• What you need to do: Go over the data and work out how many lines include the word "JSON". Give that number only.

• Input:

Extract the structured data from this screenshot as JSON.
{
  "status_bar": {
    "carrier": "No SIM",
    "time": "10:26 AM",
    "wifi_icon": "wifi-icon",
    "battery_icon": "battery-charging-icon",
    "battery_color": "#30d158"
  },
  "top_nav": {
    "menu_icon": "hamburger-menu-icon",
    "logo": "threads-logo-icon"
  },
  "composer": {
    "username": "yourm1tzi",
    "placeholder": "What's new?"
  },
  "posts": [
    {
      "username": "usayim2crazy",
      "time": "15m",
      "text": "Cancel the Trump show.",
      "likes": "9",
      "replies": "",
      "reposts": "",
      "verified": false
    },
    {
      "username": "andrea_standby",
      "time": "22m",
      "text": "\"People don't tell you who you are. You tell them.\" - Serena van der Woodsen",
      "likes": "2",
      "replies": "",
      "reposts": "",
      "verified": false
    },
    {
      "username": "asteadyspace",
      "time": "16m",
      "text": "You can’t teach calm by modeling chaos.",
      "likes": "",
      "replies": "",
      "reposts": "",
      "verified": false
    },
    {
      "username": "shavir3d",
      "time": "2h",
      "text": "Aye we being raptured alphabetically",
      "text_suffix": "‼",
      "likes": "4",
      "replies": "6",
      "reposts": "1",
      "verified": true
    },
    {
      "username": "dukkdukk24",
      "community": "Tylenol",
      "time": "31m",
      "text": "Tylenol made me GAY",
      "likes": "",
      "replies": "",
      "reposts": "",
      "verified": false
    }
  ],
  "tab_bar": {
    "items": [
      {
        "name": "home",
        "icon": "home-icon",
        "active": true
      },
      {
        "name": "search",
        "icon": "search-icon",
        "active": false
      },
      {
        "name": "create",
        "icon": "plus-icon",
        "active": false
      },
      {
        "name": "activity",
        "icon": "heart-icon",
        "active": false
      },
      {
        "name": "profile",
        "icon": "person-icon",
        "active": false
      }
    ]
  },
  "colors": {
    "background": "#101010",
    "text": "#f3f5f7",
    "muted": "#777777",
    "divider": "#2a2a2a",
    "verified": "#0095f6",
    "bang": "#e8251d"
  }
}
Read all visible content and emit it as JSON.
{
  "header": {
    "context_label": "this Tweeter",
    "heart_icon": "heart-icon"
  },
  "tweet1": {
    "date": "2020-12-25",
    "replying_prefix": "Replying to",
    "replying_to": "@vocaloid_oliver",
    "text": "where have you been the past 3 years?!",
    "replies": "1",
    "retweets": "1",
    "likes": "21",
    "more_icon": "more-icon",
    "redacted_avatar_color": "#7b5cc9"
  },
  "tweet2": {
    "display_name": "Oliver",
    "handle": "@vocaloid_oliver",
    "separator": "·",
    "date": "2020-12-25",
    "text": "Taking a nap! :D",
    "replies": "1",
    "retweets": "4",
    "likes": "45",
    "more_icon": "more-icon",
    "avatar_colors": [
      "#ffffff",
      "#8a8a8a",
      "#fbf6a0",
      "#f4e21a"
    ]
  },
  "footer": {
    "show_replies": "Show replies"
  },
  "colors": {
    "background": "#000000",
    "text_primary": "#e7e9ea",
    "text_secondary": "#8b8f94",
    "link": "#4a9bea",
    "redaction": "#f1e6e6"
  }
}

• Task output: 2